(Please note that opinion pieces are included in this list, marked as columns or letters to the Times. Not all posts linked on this page were written or produced by the Lawrence Times staff.)
A prominent anti-vaccination group has planned a “freedom rally” for Monday in Lenexa with the sponsorship of a nursing agency, midwifery, dental office, chiropractors, pharmacies and businesses that promote the healing properties of elderberries, tea biotics, red light therapy, hemp and gluten-free baked goods.
Kansas prisons were hotbeds of coronavirus infections early in the pandemic, but vaccinations appear to have protected those inmates living in close quarters.
The Lawrence Art Guild’s Art in the Park returned to South Park on Saturday. Festivities resume from 10 a.m. to 5 p.m. Sunday.
Earl Moise, one of the best-known master plumbers in Lawrence, has been passionate about the craft ever since graduating from high school. With each pipe he hand-cut, he fell more and more in love.
Researchers at the University of Kansas are aiming to place on the commercial market in early 2022 an in-home, saliva-based testing unit for COVID-19.
A short film documenting the story of La Yarda, the housing unit built for Mexican-American railroad workers from 1920-51 in East Lawrence, is set to screen next month at the Lawrence Arts Center.
University of Kansas students, continuing calls for justice for a student who said she was drugged and sexually assaulted at a fraternity house last weekend, held a sit-in Friday afternoon at Strong Hall.
The board responsible for oversight of the state’s public universities and colleges adopted a $161.6 million budget request to be submitted to Gov. Laura Kelly in advance of the 2022 legislative session.
A 2-year-old child has died after being shot Friday morning in Lawrence, according to police.
The Jayhawk Area Agency on Aging had a payroll protection loan forgiven, which left it with additional revenue. On Wednesday, the agency presented Lawrence Habitat for Humanity $44,638 in grant funds in support of its Age in Place program.
For two nights this week, hundreds of outraged students showed up at a University of Kansas fraternity house, demanding answers. The scene, filled with palpable anger and frustration, demonstrated a shift in how students think about and respond to sexual violence that organizers say was a long time in the making.
A Shawnee County judge Thursday allowed Kansas to continue enforcing a controversial election law, rejecting arguments it will inhibit voter registration and education efforts.
Two seniors from Lawrence High School have earned special recognition from The College Board for academic excellence, according to a news release from Lawrence Public Schools Thursday evening.
Last summer, the city of Lawrence started implementing temporary parklets to expand outdoor seating for businesses during COVID-19. Now those parklets might be around for a while longer.
The Kansas Board of Regents tentatively endorsed Thursday formation of a task force to independently examine options for limiting legal risks of operating campus student health centers and for increasing collection of payments from insurance companies for treatment services.
Art in the Park is returning this Saturday — and this Sunday, marking the first two-day run for the event since 1964, according to Jen Unekis of the Lawrence Art Guild.
Amid the lush leaves and neatly arranged rows of plants and trees, the orchard and gardens at West Middle School grow a bounty of food.

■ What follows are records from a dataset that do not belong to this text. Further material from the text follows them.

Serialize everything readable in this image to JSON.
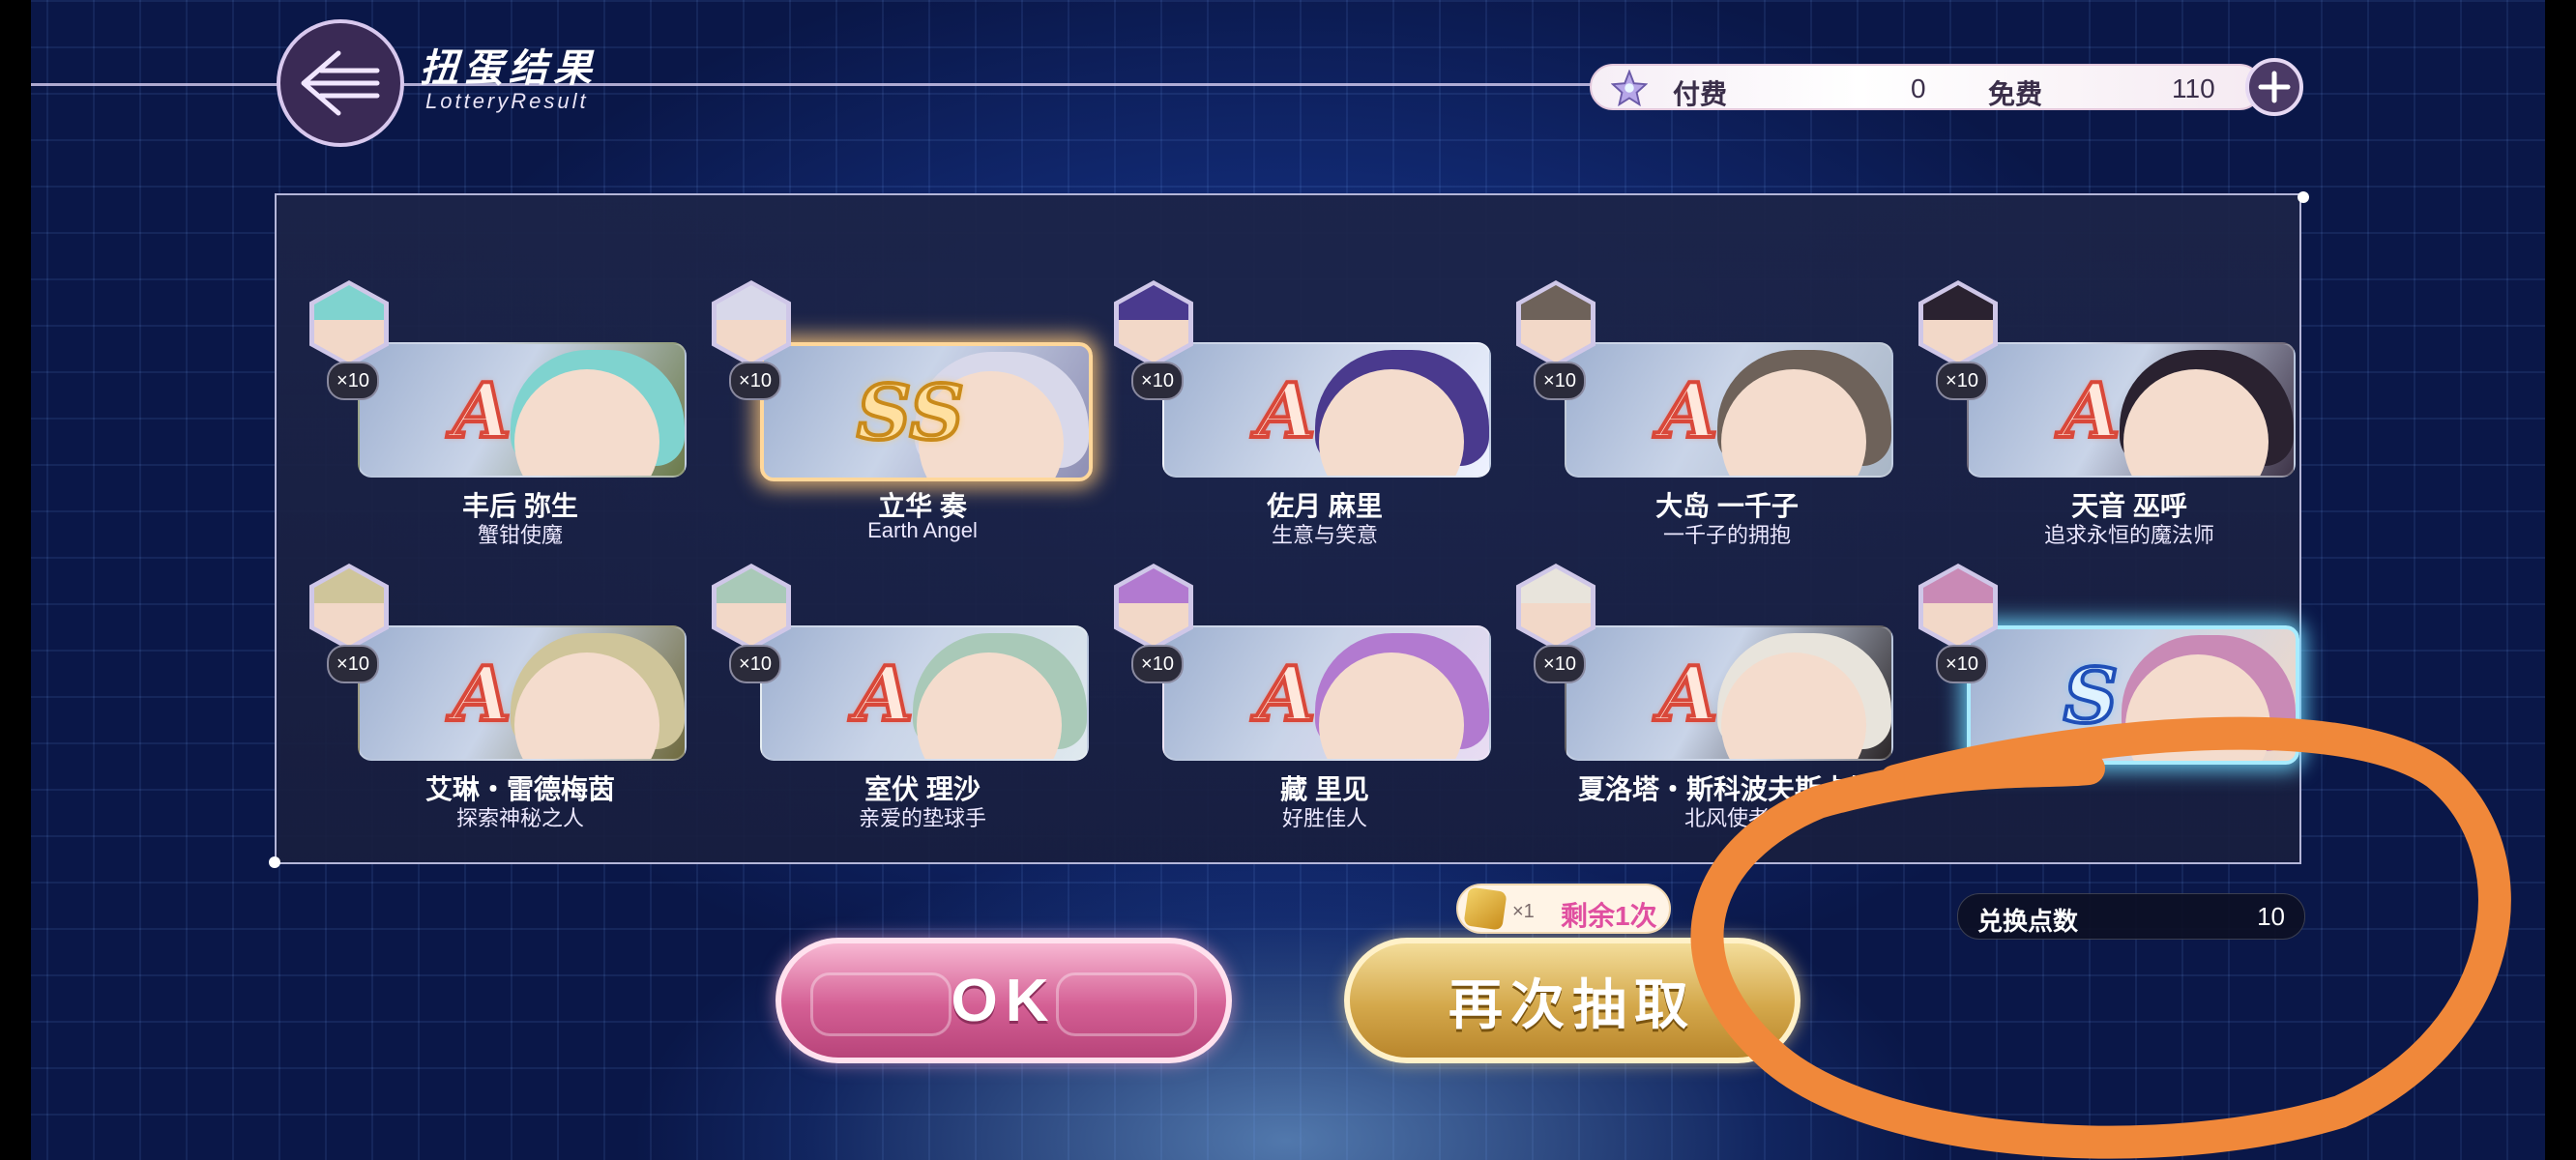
{
  "header": {
    "title": "扭蛋结果",
    "subtitle": "LotteryResult"
  },
  "currency": {
    "paid_label": "付费",
    "paid_value": "0",
    "free_label": "免费",
    "free_value": "110",
    "icon": "star-gem-icon",
    "add_icon": "plus-icon"
  },
  "results": [
    {
      "name": "丰后 弥生",
      "title": "蟹钳使魔",
      "rank": "A",
      "count": "×10",
      "hair": "#7fd3cf",
      "accent": "#6b7a4a"
    },
    {
      "name": "立华 奏",
      "title": "Earth Angel",
      "rank": "SS",
      "count": "×10",
      "hair": "#d8d8ea",
      "accent": "#8f8fb4"
    },
    {
      "name": "佐月 麻里",
      "title": "生意与笑意",
      "rank": "A",
      "count": "×10",
      "hair": "#4a3a8e",
      "accent": "#eef2ff"
    },
    {
      "name": "大岛 一千子",
      "title": "一千子的拥抱",
      "rank": "A",
      "count": "×10",
      "hair": "#6e625a",
      "accent": "#a9b6c6"
    },
    {
      "name": "天音 巫呼",
      "title": "追求永恒的魔法师",
      "rank": "A",
      "count": "×10",
      "hair": "#2a2230",
      "accent": "#3e3448"
    },
    {
      "name": "艾琳・雷德梅茵",
      "title": "探索神秘之人",
      "rank": "A",
      "count": "×10",
      "hair": "#cfc59a",
      "accent": "#6f6a3e"
    },
    {
      "name": "室伏 理沙",
      "title": "亲爱的垫球手",
      "rank": "A",
      "count": "×10",
      "hair": "#a9c9b8",
      "accent": "#dfe9ee"
    },
    {
      "name": "藏 里见",
      "title": "好胜佳人",
      "rank": "A",
      "count": "×10",
      "hair": "#b27ad0",
      "accent": "#e9dcf3"
    },
    {
      "name": "夏洛塔・斯科波夫斯卡娅",
      "title": "北风使者",
      "rank": "A",
      "count": "×10",
      "hair": "#e8e4dc",
      "accent": "#2b2628"
    },
    {
      "name": "",
      "title": "",
      "rank": "S",
      "count": "×10",
      "hair": "#c98ab6",
      "accent": "#f1d9c8"
    }
  ],
  "buttons": {
    "ok": "OK",
    "again": "再次抽取"
  },
  "ticket": {
    "count": "×1",
    "remaining": "剩余1次"
  },
  "exchange": {
    "label": "兑换点数",
    "value": "10"
  },
  "annotation_color": "#f0883a"
}
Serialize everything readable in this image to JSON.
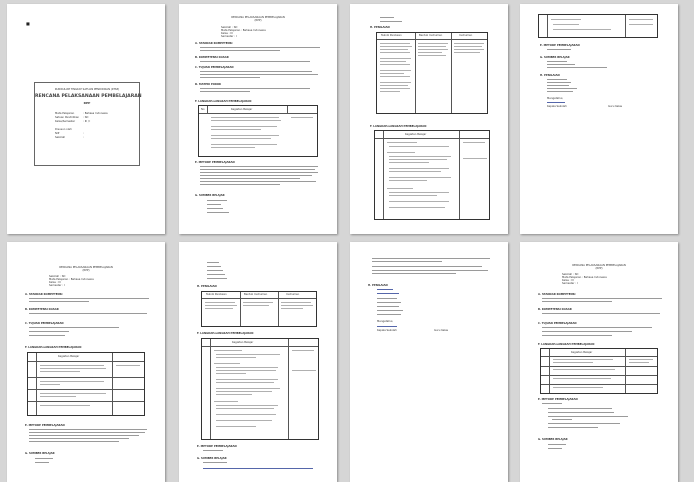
{
  "viewer": {
    "page_count": 8
  },
  "cover": {
    "top_line": "KURIKULUM TINGKAT SATUAN PENDIDIKAN (KTSP)",
    "title": "RENCANA PELAKSANAAN PEMBELAJARAN",
    "abbr": "RPP",
    "fields": [
      {
        "label": "Mata Pelajaran",
        "value": ": Bahasa Indonesia"
      },
      {
        "label": "Satuan Pendidikan",
        "value": ": SD"
      },
      {
        "label": "Kelas/Semester",
        "value": ": III / I"
      },
      {
        "label": "Disusun oleh",
        "value": ""
      },
      {
        "label": "NIP",
        "value": ":"
      },
      {
        "label": "Sekolah",
        "value": ":"
      }
    ]
  },
  "rpp": {
    "header": "RENCANA PELAKSANAAN PEMBELAJARAN",
    "sub": "(RPP)",
    "id_lines": [
      "Sekolah : SD",
      "Mata Pelajaran : Bahasa Indonesia",
      "Kelas : III",
      "Semester : I"
    ],
    "sections": [
      "A. STANDAR KOMPETENSI",
      "B. KOMPETENSI DASAR",
      "C. TUJUAN PEMBELAJARAN",
      "D. MATERI POKOK",
      "E. METODE PEMBELAJARAN",
      "F. LANGKAH-LANGKAH PEMBELAJARAN",
      "G. SUMBER BELAJAR",
      "H. PENILAIAN"
    ],
    "table_header": [
      "No",
      "Kegiatan Belajar",
      "Nilai Budaya dan Karakter Bangsa"
    ],
    "eval_header": [
      "Teknik Penilaian",
      "Bentuk Instrumen",
      "Instrumen"
    ],
    "sign": [
      "Mengetahui,",
      "Kepala Sekolah",
      "Guru Kelas"
    ]
  }
}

The smells of clematis and lavender float through the air, and wherever you turn, you’ll see colorful fresh fruit and vegetables. But if you dig a little deeper, you’ll also find the project grows people.
The Lawrence Humane Society (along with hundreds of other shelters across the country) is waiving all adoption fees Saturday, in an effort to get all animals available for adoption matched up with their new families.
A dozen students of Douglas County high schools have earned the prestigious title of National Merit Scholarship Semifinalists, according to a news release from the organization.
“I sympathize with the anger. But during this virus-riddled time, we can’t allow the pandemic to melt our minds. We should not want people who disagree with us — even if that disagreement takes the form of refusing a vaccine or mask — to forgo health insurance or medical care,” Clay Wirestone writes in this column.
The Douglas County Commission approved new funding toward addressing local homelessness and discussed federal funding from the American Rescue Plan Act at Wednesday’s meeting.
Members of a task force developing protocol for newly discovered DNA evidence in closed cases is backing a recommendation laying out a process to ensure defense counsel is made aware when a match is found in DNA registries.
Eighty percent of the people incarcerated in the Douglas County jail are there pretrial — meaning they haven’t been convicted and are presumed innocent. That’s just one takeaway from the inmate population data dashboard from the sheriff’s office.
“Many citizens are outraged by this or that, and that’s a good thing, but only if that energy is used to promote positive change. The obvious response is: Convert our collective anger to action through collective organizing,” Steve Lopes writes in this column.